Home » Canada »Net Neutrality »Public Policy & Gov't »Recent Headlines »Video » Currently Reading:

CRTC Embarrassed By FCC Net Neutrality Actions?

Phillip Dampier September 22, 2009 Canada, Net Neutrality, Public Policy & Gov't, Recent Headlines, Video No Comments
Professor Geist

Professor Geist

The Canadian Radio-television Telecommunications Commission, the Canadian equivalent of the Federal Communications Commission in Washington, may be forced to consider American broadband policy before defining Net Neutrality and its role in Canadian broadband, according to an article published today in The Globe & Mail.

[FCC Chairman Julius Genachowski’s] proposal – to codify and enforce some general principles of “Net neutrality” – comes as the Canadian Radio-television and Telecommunications Commission is expected to release its own position this fall, after public consultations this summer that prompted feedback from tens of thousands of Canadians.

“The kinds of principles that the FCC is now looking to put into rules are precisely what the CRTC heard from many groups this past summer,” said Michael Geist, a University of Ottawa professor who holds the Canada Research Chair in Internet and E-commerce Law. “The kinds of concerns that Canadians have been expressing have clearly been taken to heart by the FCC.”
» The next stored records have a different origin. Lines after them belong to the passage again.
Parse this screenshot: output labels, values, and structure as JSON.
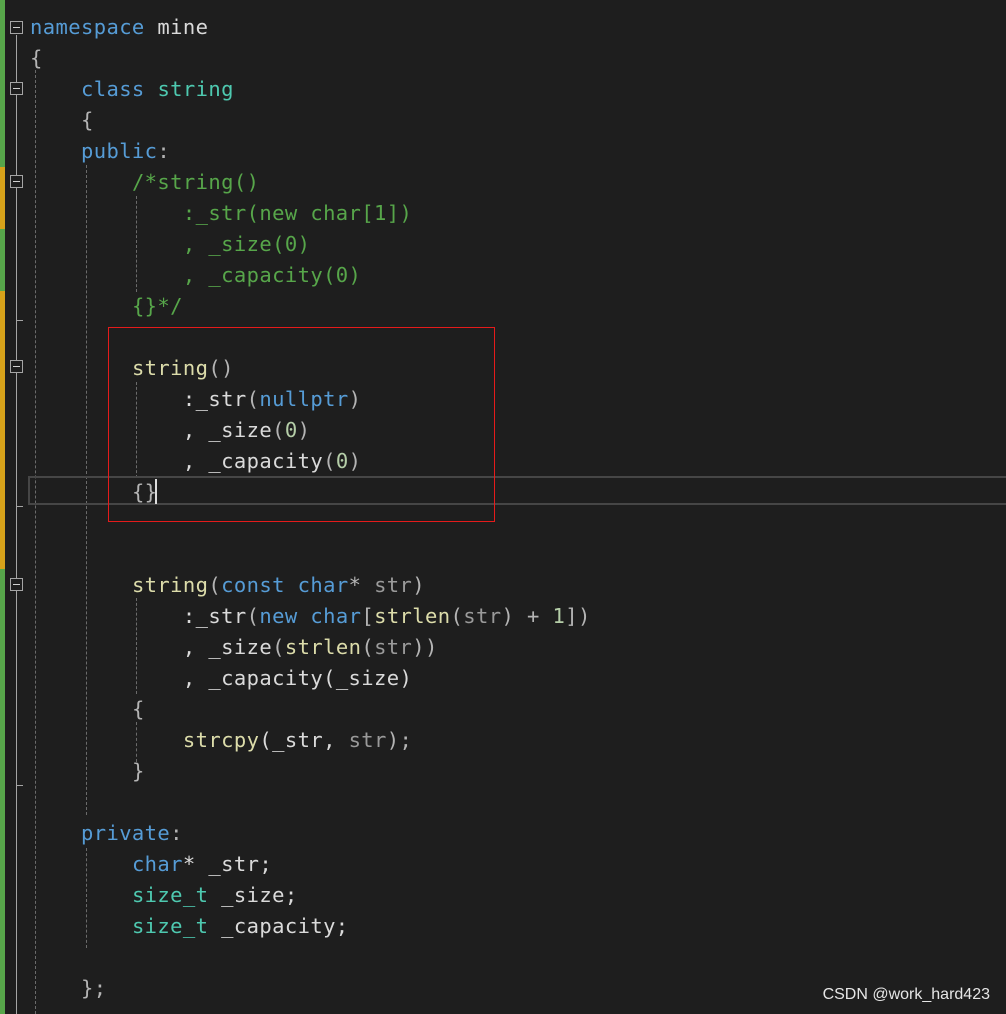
{
  "colors": {
    "background": "#1e1e1e",
    "keyword": "#569cd6",
    "type": "#4ec9b0",
    "function": "#dcdcaa",
    "comment": "#57a64a",
    "identifier": "#dadada",
    "parameter": "#9a9a9a",
    "number": "#b5cea8",
    "punctuation": "#b4b4b4",
    "highlight_box": "#e51b1b",
    "change_saved": "#57a64a",
    "change_unsaved": "#d7a21a"
  },
  "watermark": "CSDN @work_hard423",
  "lines": [
    [
      {
        "t": "namespace",
        "c": "keyword"
      },
      {
        "t": " mine",
        "c": "identifier"
      }
    ],
    [
      {
        "t": "{",
        "c": "punctuation"
      }
    ],
    [
      {
        "t": "    "
      },
      {
        "t": "class",
        "c": "keyword"
      },
      {
        "t": " "
      },
      {
        "t": "string",
        "c": "type"
      }
    ],
    [
      {
        "t": "    "
      },
      {
        "t": "{",
        "c": "punctuation"
      }
    ],
    [
      {
        "t": "    "
      },
      {
        "t": "public",
        "c": "keyword"
      },
      {
        "t": ":",
        "c": "punctuation"
      }
    ],
    [
      {
        "t": "        "
      },
      {
        "t": "/*string()",
        "c": "comment"
      }
    ],
    [
      {
        "t": "            "
      },
      {
        "t": ":_str(new char[1])",
        "c": "comment"
      }
    ],
    [
      {
        "t": "            "
      },
      {
        "t": ", _size(0)",
        "c": "comment"
      }
    ],
    [
      {
        "t": "            "
      },
      {
        "t": ", _capacity(0)",
        "c": "comment"
      }
    ],
    [
      {
        "t": "        "
      },
      {
        "t": "{}*/",
        "c": "comment"
      }
    ],
    [],
    [
      {
        "t": "        "
      },
      {
        "t": "string",
        "c": "function"
      },
      {
        "t": "()",
        "c": "punctuation"
      }
    ],
    [
      {
        "t": "            "
      },
      {
        "t": ":_str",
        "c": "identifier"
      },
      {
        "t": "(",
        "c": "punctuation"
      },
      {
        "t": "nullptr",
        "c": "keyword"
      },
      {
        "t": ")",
        "c": "punctuation"
      }
    ],
    [
      {
        "t": "            "
      },
      {
        "t": ", _size",
        "c": "identifier"
      },
      {
        "t": "(",
        "c": "punctuation"
      },
      {
        "t": "0",
        "c": "number"
      },
      {
        "t": ")",
        "c": "punctuation"
      }
    ],
    [
      {
        "t": "            "
      },
      {
        "t": ", _capacity",
        "c": "identifier"
      },
      {
        "t": "(",
        "c": "punctuation"
      },
      {
        "t": "0",
        "c": "number"
      },
      {
        "t": ")",
        "c": "punctuation"
      }
    ],
    [
      {
        "t": "        "
      },
      {
        "t": "{}",
        "c": "punctuation"
      }
    ],
    [],
    [],
    [
      {
        "t": "        "
      },
      {
        "t": "string",
        "c": "function"
      },
      {
        "t": "(",
        "c": "punctuation"
      },
      {
        "t": "const",
        "c": "keyword"
      },
      {
        "t": " "
      },
      {
        "t": "char",
        "c": "keyword"
      },
      {
        "t": "* ",
        "c": "punctuation"
      },
      {
        "t": "str",
        "c": "parameter"
      },
      {
        "t": ")",
        "c": "punctuation"
      }
    ],
    [
      {
        "t": "            "
      },
      {
        "t": ":_str",
        "c": "identifier"
      },
      {
        "t": "(",
        "c": "punctuation"
      },
      {
        "t": "new",
        "c": "keyword"
      },
      {
        "t": " "
      },
      {
        "t": "char",
        "c": "keyword"
      },
      {
        "t": "[",
        "c": "punctuation"
      },
      {
        "t": "strlen",
        "c": "function"
      },
      {
        "t": "(",
        "c": "punctuation"
      },
      {
        "t": "str",
        "c": "parameter"
      },
      {
        "t": ") + ",
        "c": "punctuation"
      },
      {
        "t": "1",
        "c": "number"
      },
      {
        "t": "])",
        "c": "punctuation"
      }
    ],
    [
      {
        "t": "            "
      },
      {
        "t": ", _size",
        "c": "identifier"
      },
      {
        "t": "(",
        "c": "punctuation"
      },
      {
        "t": "strlen",
        "c": "function"
      },
      {
        "t": "(",
        "c": "punctuation"
      },
      {
        "t": "str",
        "c": "parameter"
      },
      {
        "t": "))",
        "c": "punctuation"
      }
    ],
    [
      {
        "t": "            "
      },
      {
        "t": ", _capacity",
        "c": "identifier"
      },
      {
        "t": "(_size)",
        "c": "identifier"
      }
    ],
    [
      {
        "t": "        "
      },
      {
        "t": "{",
        "c": "punctuation"
      }
    ],
    [
      {
        "t": "            "
      },
      {
        "t": "strcpy",
        "c": "function"
      },
      {
        "t": "(_str, ",
        "c": "identifier"
      },
      {
        "t": "str",
        "c": "parameter"
      },
      {
        "t": ");",
        "c": "punctuation"
      }
    ],
    [
      {
        "t": "        "
      },
      {
        "t": "}",
        "c": "punctuation"
      }
    ],
    [],
    [
      {
        "t": "    "
      },
      {
        "t": "private",
        "c": "keyword"
      },
      {
        "t": ":",
        "c": "punctuation"
      }
    ],
    [
      {
        "t": "        "
      },
      {
        "t": "char",
        "c": "keyword"
      },
      {
        "t": "* _str;",
        "c": "identifier"
      }
    ],
    [
      {
        "t": "        "
      },
      {
        "t": "size_t",
        "c": "type"
      },
      {
        "t": " _size;",
        "c": "identifier"
      }
    ],
    [
      {
        "t": "        "
      },
      {
        "t": "size_t",
        "c": "type"
      },
      {
        "t": " _capacity;",
        "c": "identifier"
      }
    ],
    [],
    [
      {
        "t": "    "
      },
      {
        "t": "};",
        "c": "punctuation"
      }
    ]
  ]
}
Many Canadian citizens have been unhappy with the CRTC after a summer of hearings and policy decisions which have almost universally-favored Canadian broadband providers’ positions.  The CRTC seemed skeptical during hearings over the urgency to enforce Net Neutrality protections and stop provider’s throttling of peer to peer networks.  But consumers were even more upset when the Commission agreed with Bell, Canada’s largest phone company and wholesale broadband provider, and allowed the company to impose “usage based billing (UBB)” (Internet Overcharging) on wholesale buyers — primarily independent Internet Service Providers.  Canadian customers attempting to avoid usage caps and consumption billing relied on more generous policies from independent providers, policies likely to be revoked with the imposition of UBB, potentially making flat rate broadband service in Canada largely extinct.

In general terms, Net neutrality refers to the concept that access to all legal content on the Internet should be equal. The concept often comes up in relation to the practice of “bandwidth throttling,” where ISPs limit the transfer speed of certain kinds of data – such as the transfer of large movie files between users – but not other kinds.

Many large Canadian ISPs have argued that network management doesn’t affect Net neutrality, and taking away an ISP’s ability to manage its network results in worse service for a large number of customers.

Currently, there is no uniform practice among large ISPs in Canada when it comes to network management. Some firms throttle bandwidth during certain times of the day, whereas other limit bandwidth all the time, or not at all. A CRTC ruling this fall could go a long way toward implementing a uniform code for all ISPs.

“In light of what we’ve seen today, [the CRTC ruling] will be particularly telling because the benchmark now isn’t just what the CRTC heard during this hearing, the benchmark now is our neighbours to the south,” Prof. Geist said. “The CRTC will in many ways be measured up against what the FCC is doing in the U.S.”

Search This Site:

Contributions:

Recent Comments:

  • BobInIllinois: My observation has been that Xfinity/Comcast will compete on speed if the local market is competitive. If they are the speed leader already, they won...
  • Josh: It's not where I am. There's a Fiber company available that's both way cheaper and way faster. I've wondered if they're trying to compete with that....
  • BobInIllinois: Xfinity must have goal to be fastest broadband speed in its markets....
  • john: So can they merge digi tier 1 and 2 together now and keep it at $12 since they are removing like 8 channels from it and it's basically just a crappy ...
  • Josh: Nice! It's about time we get some good news!...
  • tim: Predicted cost for cable next year by November: $74.50 ( for the basic package, and when ever your beginning trial period ends with in the year of sig...
  • JACQUELINE SKIPPER: I have this problem with Spectrum. I would have to cancel and wait 3 months and I would if I didn't need my internet and the sabres games. they alway...
  • BobInIllinois: Frontier offers VantageTV in the Bloomington-Normal, Illinois area. They are competing with Comcast and MetroNet (a fiber overbuilder from Evansville...
  • L Nova: The DOJ should force AT&T to either sell OR spin off the unwanted copper wireline assets....
  • EJ: Do these "institutes" really think they are fooling anyone? This song and dance political moves is sickening at best. Most of these companies have dug...
  • jason: poor former Brighthouse members in a week it will be a year since SPP prices started for them. That means no one will be on the legacy first year pr...
  • jason: spectrum is on pace to be the worst cable company when it comes to speeds soon. They had no reason to remove the 200mbps option twc had. They will al...

Your Account:

%d bloggers like this: